Furthermore, also according to our sources, discreet negotiations are under way between pro and anti-government Ethiopian intellectuals. These informal discussions have set the members of the Citizens’ Charter Group (CCG) against the intellectuals with ties to the regime in place, such as Professor Bahru Zewde in Addis Ababa. The CCG was formed by a dozen CUDP partisans (including Abate Kassa, Berhanu Abegaz, Elias Wondimu, Fekadu Fullas and Mammo Muchie) and recently issued a call to form a government of national unity in Ethiopia (ION 1201). Last week Zewde went to Paris for a meeting with, among others, Pr Mammo Muchie and Tecle Zerihun from Unesco. Some of these intellectuals have ties with Ephraim Isaac.

At the end of the 1999s, Ephraim Isaac had founded an Elders Peace Committee and undertook mediation between Ethiopia and Eritrea, without being able to prevent an armed border conflict from breaking out.

UPDATE: In written response to the second half of the above ION article, Professors Bahru Zewde, Mammo Muchie and Tecle Zerihun from UNESCO protest the facts behind the report.

Tuesday, December 12, 2006

Ethiopia's Mister Rogers, sacked

Kefat (hate), pure and simple. Anytime someone seems competent at their job, successful, or God forbid popular, they inevitably fall prey to Kefu (hateful) people who's sole purpose in life is Kefat. A Kefu person seized the opportunity to fire Ababa Tesfaye, Ethiopia's Mister Rogers, even though I can't think of anyone more suited to handle the incident which led to his dismissal. With management like that, no wonder ETV transmits such lousy programming. The twelve story building for that useless institution is an absolute waste. Public funds would be better served turning the building over to the adjacent Black Lion Hospital.

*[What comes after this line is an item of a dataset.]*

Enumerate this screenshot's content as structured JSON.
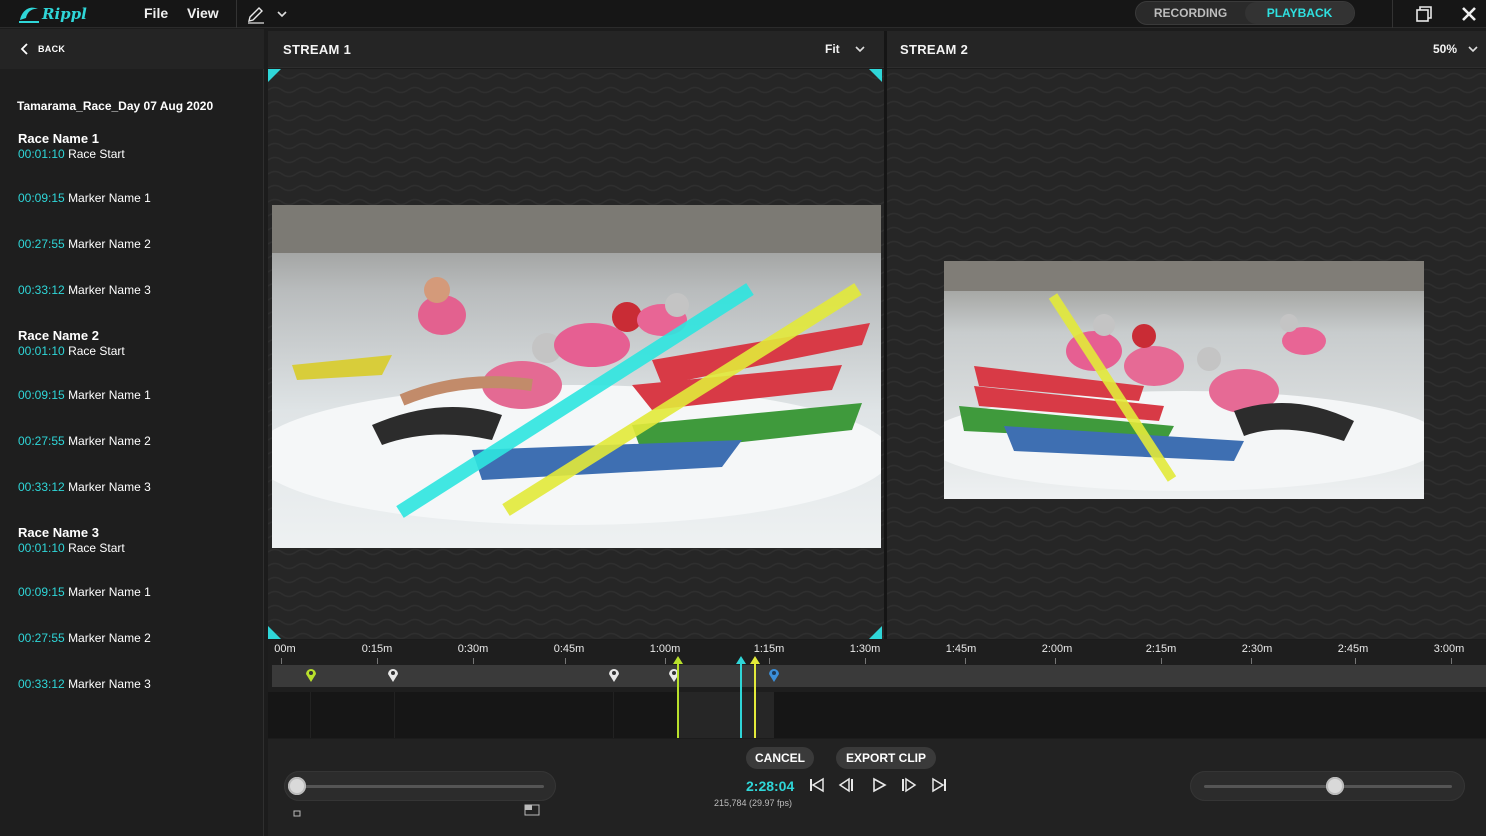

...The grandfatherly Mr. Tesfaye was fired, after a young child on his program uttered a derogatory word for one of Ethiopia's main ethnic groups.

"After serving 41 years, it's a heartbreaking thing," recalls the 84-year-old Tesfaye. "I have told tales during the imperial government, with their censorship, during the military government's censorship, and during the present government. I keep wondering whether there is anything more I should have done [to reprimand the child]."

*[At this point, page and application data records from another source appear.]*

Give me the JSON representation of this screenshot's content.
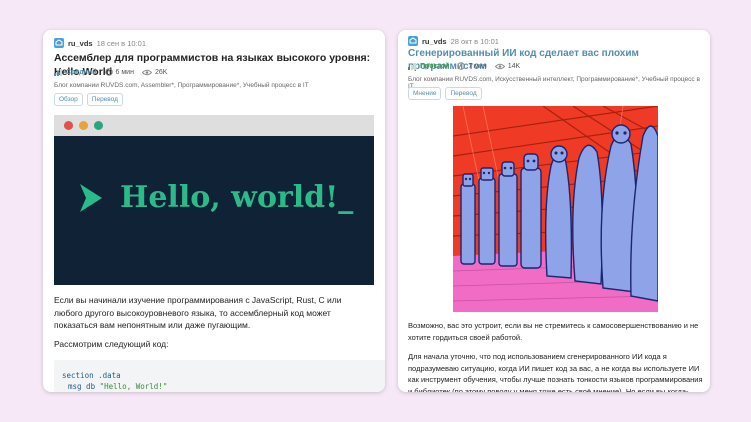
{
  "left_card": {
    "author": "ru_vds",
    "date": "18 сен в 10:01",
    "title": "Ассемблер для программистов на языках высокого уровня: Hello World",
    "level": "Средний",
    "read_time": "6 мин",
    "views": "26K",
    "hubs": "Блог компании RUVDS.com, Assembler*, Программирование*, Учебный процесс в IT",
    "tags": [
      "Обзор",
      "Перевод"
    ],
    "hero_text": "Hello, world!_",
    "paragraph1": "Если вы начинали изучение программирования с JavaScript, Rust, C или любого другого высокоуровневого языка, то ассемблерный код может показаться вам непонятным или даже пугающим.",
    "paragraph2": "Рассмотрим следующий код:",
    "code_line1": "section .data",
    "code_line2_kw": "msg db ",
    "code_line2_str": "\"Hello, World!\""
  },
  "right_card": {
    "author": "ru_vds",
    "date": "28 окт в 10:01",
    "title": "Сгенерированный ИИ код сделает вас плохим программистом",
    "level": "Простой",
    "read_time": "7 мин",
    "views": "14K",
    "hubs": "Блог компании RUVDS.com, Искусственный интеллект, Программирование*, Учебный процесс в IT",
    "tags": [
      "Мнение",
      "Перевод"
    ],
    "paragraph1": "Возможно, вас это устроит, если вы не стремитесь к самосовершенствованию и не хотите гордиться своей работой.",
    "paragraph2": "Для начала уточню, что под использованием сгенерированного ИИ кода я подразумеваю ситуацию, когда ИИ пишет код за вас, а не когда вы используете ИИ как инструмент обучения, чтобы лучше познать тонкости языков программирования и библиотек (по этому поводу у меня тоже есть своё мнение). Но если вы когда-нибудь применяли эти инструменты для того, чтобы"
  },
  "colors": {
    "background": "#f6e8f6",
    "link_blue": "#548eaa",
    "hero_dark": "#0f2236",
    "hero_green": "#2bbb8a",
    "art_red": "#ef3b25",
    "art_pink": "#f06cc5"
  }
}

Freedom of speech suffers in tense Ethiopia (Christian Science Monitor) December 13, 2006

Mengistu found guilty

Ethiopia's Marxist ex-ruler, Mengistu Haile Mariam, has been found guilty of genocide after a 12-year trial.

Mengistu found guilty of genocide (BBC) December 12, 2006

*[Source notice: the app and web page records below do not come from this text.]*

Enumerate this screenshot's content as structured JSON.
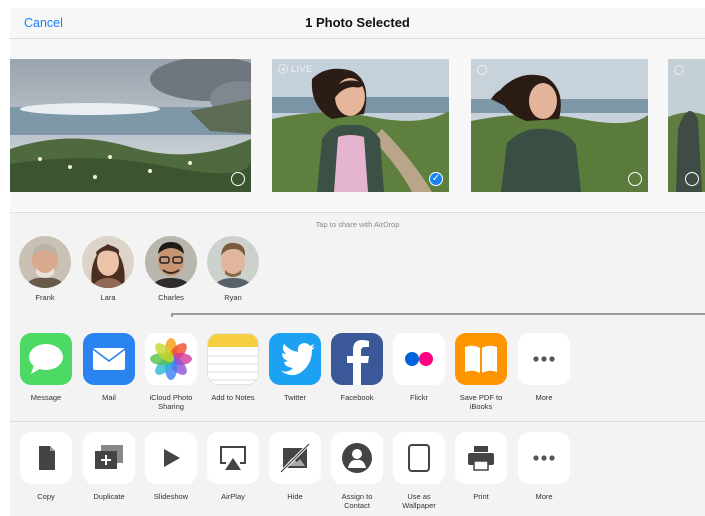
{
  "header": {
    "cancel_label": "Cancel",
    "title": "1 Photo Selected"
  },
  "photos": [
    {
      "scene": "seascape",
      "selected": false
    },
    {
      "scene": "woman-smiling",
      "selected": true,
      "badge": "LIVE"
    },
    {
      "scene": "woman-windy",
      "selected": false
    },
    {
      "scene": "partial-person",
      "selected": false
    }
  ],
  "airdrop": {
    "hint": "Tap to share with AirDrop",
    "people": [
      {
        "name": "Frank"
      },
      {
        "name": "Lara"
      },
      {
        "name": "Charles"
      },
      {
        "name": "Ryan"
      }
    ]
  },
  "share_apps": [
    {
      "label": "Message",
      "icon": "message-icon",
      "color": "#4cd964"
    },
    {
      "label": "Mail",
      "icon": "mail-icon",
      "color": "#2a84f0"
    },
    {
      "label_line1": "iCloud Photo",
      "label_line2": "Sharing",
      "icon": "photos-icon",
      "color": "#ffffff"
    },
    {
      "label": "Add to Notes",
      "icon": "notes-icon",
      "color": "#ffffff"
    },
    {
      "label": "Twitter",
      "icon": "twitter-icon",
      "color": "#1da1f2"
    },
    {
      "label": "Facebook",
      "icon": "facebook-icon",
      "color": "#3b5998"
    },
    {
      "label": "Flickr",
      "icon": "flickr-icon",
      "color": "#ffffff"
    },
    {
      "label_line1": "Save PDF to",
      "label_line2": "iBooks",
      "icon": "ibooks-icon",
      "color": "#ff9500"
    },
    {
      "label": "More",
      "icon": "more-icon",
      "color": "#ffffff"
    }
  ],
  "actions": [
    {
      "label": "Copy",
      "icon": "copy-icon"
    },
    {
      "label": "Duplicate",
      "icon": "duplicate-icon"
    },
    {
      "label": "Slideshow",
      "icon": "play-icon"
    },
    {
      "label": "AirPlay",
      "icon": "airplay-icon"
    },
    {
      "label": "Hide",
      "icon": "hide-icon"
    },
    {
      "label_line1": "Assign to",
      "label_line2": "Contact",
      "icon": "contact-icon"
    },
    {
      "label_line1": "Use as",
      "label_line2": "Wallpaper",
      "icon": "wallpaper-icon"
    },
    {
      "label": "Print",
      "icon": "print-icon"
    },
    {
      "label": "More",
      "icon": "more-icon"
    }
  ]
}
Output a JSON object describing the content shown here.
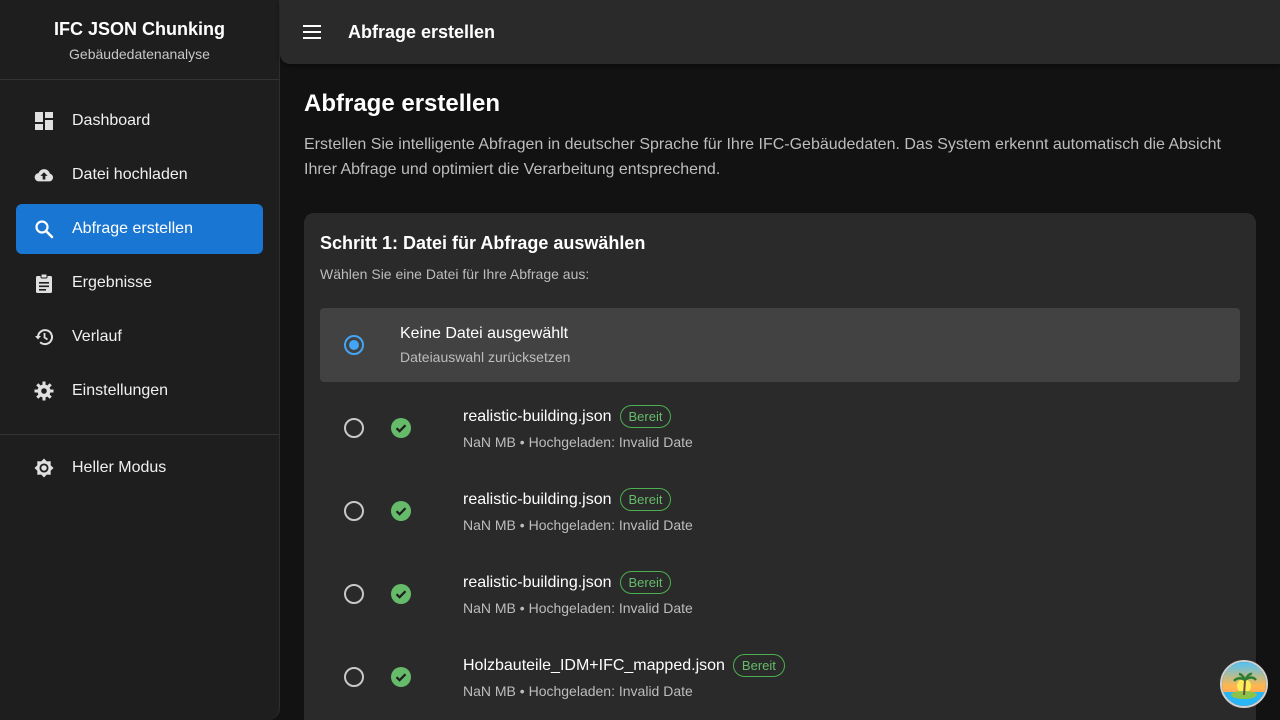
{
  "brand": {
    "title": "IFC JSON Chunking",
    "subtitle": "Gebäudedatenanalyse"
  },
  "nav": {
    "items": [
      {
        "label": "Dashboard",
        "icon": "dashboard-icon"
      },
      {
        "label": "Datei hochladen",
        "icon": "cloud-upload-icon"
      },
      {
        "label": "Abfrage erstellen",
        "icon": "search-icon",
        "active": true
      },
      {
        "label": "Ergebnisse",
        "icon": "clipboard-icon"
      },
      {
        "label": "Verlauf",
        "icon": "history-icon"
      },
      {
        "label": "Einstellungen",
        "icon": "gear-icon"
      }
    ],
    "theme_toggle": {
      "label": "Heller Modus",
      "icon": "brightness-icon"
    }
  },
  "topbar": {
    "title": "Abfrage erstellen"
  },
  "main": {
    "title": "Abfrage erstellen",
    "description": "Erstellen Sie intelligente Abfragen in deutscher Sprache für Ihre IFC-Gebäudedaten. Das System erkennt automatisch die Absicht Ihrer Abfrage und optimiert die Verarbeitung entsprechend."
  },
  "step1": {
    "title": "Schritt 1: Datei für Abfrage auswählen",
    "subtitle": "Wählen Sie eine Datei für Ihre Abfrage aus:",
    "none_option": {
      "title": "Keine Datei ausgewählt",
      "subtitle": "Dateiauswahl zurücksetzen"
    },
    "files": [
      {
        "name": "realistic-building.json",
        "badge": "Bereit",
        "meta": "NaN MB • Hochgeladen: Invalid Date"
      },
      {
        "name": "realistic-building.json",
        "badge": "Bereit",
        "meta": "NaN MB • Hochgeladen: Invalid Date"
      },
      {
        "name": "realistic-building.json",
        "badge": "Bereit",
        "meta": "NaN MB • Hochgeladen: Invalid Date"
      },
      {
        "name": "Holzbauteile_IDM+IFC_mapped.json",
        "badge": "Bereit",
        "meta": "NaN MB • Hochgeladen: Invalid Date"
      }
    ]
  },
  "colors": {
    "accent": "#1976d2",
    "success": "#4caf50",
    "background": "#121212",
    "surface": "#2a2a2a"
  }
}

Sunday, December 03, 2006

Haile adds to Berlin victory

Paul Tergat must know Haile will soon relinquish him of the marathon world record, much like Haile denied him victory for years in the 10,000 meters. Haile is making his move again, and the Kenyan just can't shake the Ethiopian off his heels.

Ethiopian Haile Gebrselassie stormed to victory in the Fukuoka Marathon on Sunday after leaving a strong field for dead over the final three kilometers.

Gebrselassie storms clear in Japan (CNN) December 3, 2006

Winds of war

...The spectre of a hostile Christian Ethiopia bearing down on Somalia has rallied Somalis behind the Islamists. Somalia's Islamists have spread a similar fear among Ethiopians, giving succour to Mr Zenawi's unpopular and isolated government.

The rumbling rumours of war (Economist) November 30th, 2006

Saturday, December 02, 2006

Ethiopian woman sues host family

An Ethiopian woman has filed a $1.1 million lawsuit against a Salem family she worked for, saying they lured her to the United States with the promise of a good job and then exploited her.

Ethiopian woman claims Oregon family exploited her (Associated Press) November 30, 2006